A MAN has committed to an unfounded and narrow-minded belief so fully that he can no longer back out by saying it was a joke.

Joshua Hudson started to panic as he realised his friends fundamentally disagreed with his prejudiced opinion and there was no way he could laugh it off.

He said: “At first I thought we were all on the same page because they laughed along. But maybe they were laughing ironically and they thought I was taking the piss. I wasn’t.

“I blustered on, digging a deeper hole for myself by reinforcing my opinion with baseless statistics I’d read on the internet. That’s when they started looking stern and saying things like ‘Are you being serious?’ and ‘What the f**k, mate?’

“Even then I could have defused the situation with a cheeky wink and telling them I’d tricked them. But I doubled down and claimed I was just saying what everyone was thinking. I checkmated myself.

“In fact, saying I’m joking at this point would contradict some of my previous points, and they’d definitely know I was being serious all along. I don’t know what to do. Send help.”

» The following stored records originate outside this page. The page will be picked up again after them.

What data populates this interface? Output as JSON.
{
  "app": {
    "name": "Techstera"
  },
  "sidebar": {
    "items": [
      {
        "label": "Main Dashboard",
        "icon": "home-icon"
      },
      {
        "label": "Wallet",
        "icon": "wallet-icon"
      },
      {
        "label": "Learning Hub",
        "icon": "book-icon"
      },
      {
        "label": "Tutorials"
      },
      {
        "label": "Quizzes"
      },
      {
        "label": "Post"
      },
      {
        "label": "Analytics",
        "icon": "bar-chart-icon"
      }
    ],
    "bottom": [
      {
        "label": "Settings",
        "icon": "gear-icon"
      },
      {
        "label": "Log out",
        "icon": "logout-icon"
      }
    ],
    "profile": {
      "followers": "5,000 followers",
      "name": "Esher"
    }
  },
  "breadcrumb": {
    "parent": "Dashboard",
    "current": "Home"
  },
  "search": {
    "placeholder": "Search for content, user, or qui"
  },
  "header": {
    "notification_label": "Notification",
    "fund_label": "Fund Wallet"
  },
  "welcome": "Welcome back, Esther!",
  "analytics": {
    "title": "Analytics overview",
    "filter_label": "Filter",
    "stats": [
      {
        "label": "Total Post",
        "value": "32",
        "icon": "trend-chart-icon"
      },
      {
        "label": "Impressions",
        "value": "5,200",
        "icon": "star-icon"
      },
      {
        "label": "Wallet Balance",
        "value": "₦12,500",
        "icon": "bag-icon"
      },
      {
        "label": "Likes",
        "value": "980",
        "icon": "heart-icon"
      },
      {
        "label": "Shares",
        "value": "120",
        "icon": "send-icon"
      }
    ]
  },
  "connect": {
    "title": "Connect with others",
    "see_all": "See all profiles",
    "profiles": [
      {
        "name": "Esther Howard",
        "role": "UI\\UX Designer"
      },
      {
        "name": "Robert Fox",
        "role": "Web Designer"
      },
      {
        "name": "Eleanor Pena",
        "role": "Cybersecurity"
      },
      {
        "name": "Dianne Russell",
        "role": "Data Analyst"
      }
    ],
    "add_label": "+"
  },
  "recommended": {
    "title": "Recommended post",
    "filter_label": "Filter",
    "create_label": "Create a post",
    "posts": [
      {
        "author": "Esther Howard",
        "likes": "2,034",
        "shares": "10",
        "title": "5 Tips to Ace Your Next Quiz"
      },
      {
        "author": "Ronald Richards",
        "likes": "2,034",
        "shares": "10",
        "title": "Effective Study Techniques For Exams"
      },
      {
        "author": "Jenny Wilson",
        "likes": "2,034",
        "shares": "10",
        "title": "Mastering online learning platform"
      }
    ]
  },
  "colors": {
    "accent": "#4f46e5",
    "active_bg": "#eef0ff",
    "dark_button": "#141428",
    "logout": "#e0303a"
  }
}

Friend Tom Booker said: “I always suspected Josh was a wrong ’un. Still, he deflected attention from the even dodgier comment I made before he arrived.”